What is expected: A precise copy of the data is required, with every picture left out.

Start of Block

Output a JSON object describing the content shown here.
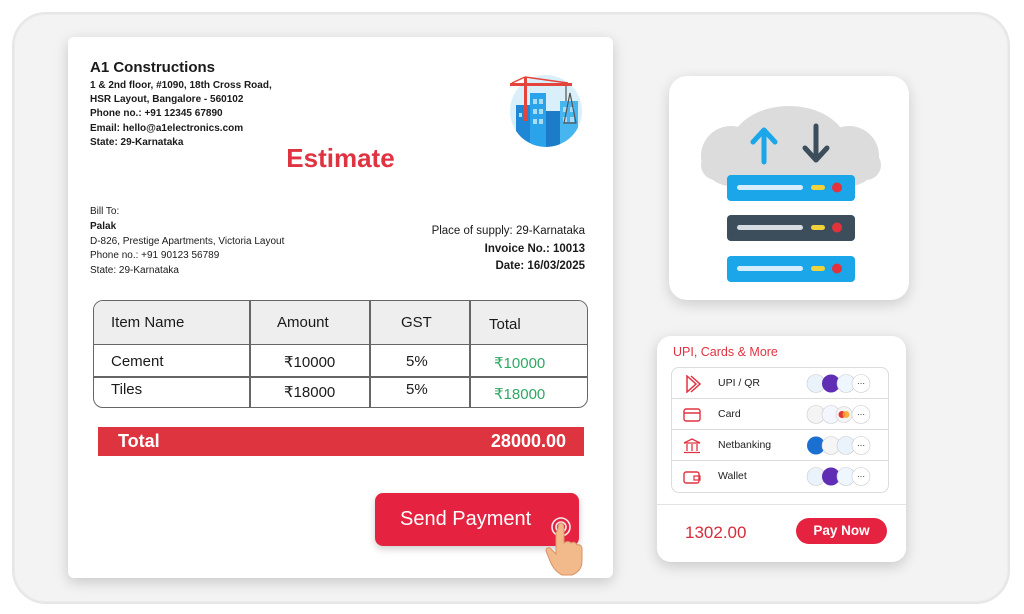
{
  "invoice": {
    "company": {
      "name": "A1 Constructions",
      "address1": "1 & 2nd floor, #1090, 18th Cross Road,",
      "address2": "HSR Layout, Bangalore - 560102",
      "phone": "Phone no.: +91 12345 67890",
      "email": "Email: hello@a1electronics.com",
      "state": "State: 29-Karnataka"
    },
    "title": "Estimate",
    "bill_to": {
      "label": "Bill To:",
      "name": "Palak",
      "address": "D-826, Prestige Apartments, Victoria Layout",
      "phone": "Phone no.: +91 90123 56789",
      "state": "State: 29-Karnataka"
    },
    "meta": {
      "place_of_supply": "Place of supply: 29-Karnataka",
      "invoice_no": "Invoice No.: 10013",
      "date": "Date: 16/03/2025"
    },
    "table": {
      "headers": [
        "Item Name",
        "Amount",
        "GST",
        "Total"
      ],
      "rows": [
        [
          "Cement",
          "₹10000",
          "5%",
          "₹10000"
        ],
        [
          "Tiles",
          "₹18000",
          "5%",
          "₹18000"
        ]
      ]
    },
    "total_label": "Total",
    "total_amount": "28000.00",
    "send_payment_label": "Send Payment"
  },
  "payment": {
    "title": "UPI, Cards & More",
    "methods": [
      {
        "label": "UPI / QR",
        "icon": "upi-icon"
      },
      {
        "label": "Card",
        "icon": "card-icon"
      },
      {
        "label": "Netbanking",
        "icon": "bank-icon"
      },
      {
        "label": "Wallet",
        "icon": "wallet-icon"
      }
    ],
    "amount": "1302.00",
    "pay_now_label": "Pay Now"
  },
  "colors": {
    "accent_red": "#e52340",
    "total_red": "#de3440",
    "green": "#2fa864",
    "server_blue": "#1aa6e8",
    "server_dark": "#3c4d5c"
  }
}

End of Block

Result:
Output a JSON object describing the content shown here.
{
  "invoice": {
    "company": {
      "name": "A1 Constructions",
      "address1": "1 & 2nd floor, #1090, 18th Cross Road,",
      "address2": "HSR Layout, Bangalore - 560102",
      "phone": "Phone no.: +91 12345 67890",
      "email": "Email: hello@a1electronics.com",
      "state": "State: 29-Karnataka"
    },
    "title": "Estimate",
    "bill_to": {
      "label": "Bill To:",
      "name": "Palak",
      "address": "D-826, Prestige Apartments, Victoria Layout",
      "phone": "Phone no.: +91 90123 56789",
      "state": "State: 29-Karnataka"
    },
    "meta": {
      "place_of_supply": "Place of supply: 29-Karnataka",
      "invoice_no": "Invoice No.: 10013",
      "date": "Date: 16/03/2025"
    },
    "table": {
      "headers": [
        "Item Name",
        "Amount",
        "GST",
        "Total"
      ],
      "rows": [
        [
          "Cement",
          "₹10000",
          "5%",
          "₹10000"
        ],
        [
          "Tiles",
          "₹18000",
          "5%",
          "₹18000"
        ]
      ]
    },
    "total_label": "Total",
    "total_amount": "28000.00",
    "send_payment_label": "Send Payment"
  },
  "payment": {
    "title": "UPI, Cards & More",
    "methods": [
      {
        "label": "UPI / QR",
        "icon": "upi-icon"
      },
      {
        "label": "Card",
        "icon": "card-icon"
      },
      {
        "label": "Netbanking",
        "icon": "bank-icon"
      },
      {
        "label": "Wallet",
        "icon": "wallet-icon"
      }
    ],
    "amount": "1302.00",
    "pay_now_label": "Pay Now"
  },
  "colors": {
    "accent_red": "#e52340",
    "total_red": "#de3440",
    "green": "#2fa864",
    "server_blue": "#1aa6e8",
    "server_dark": "#3c4d5c"
  }
}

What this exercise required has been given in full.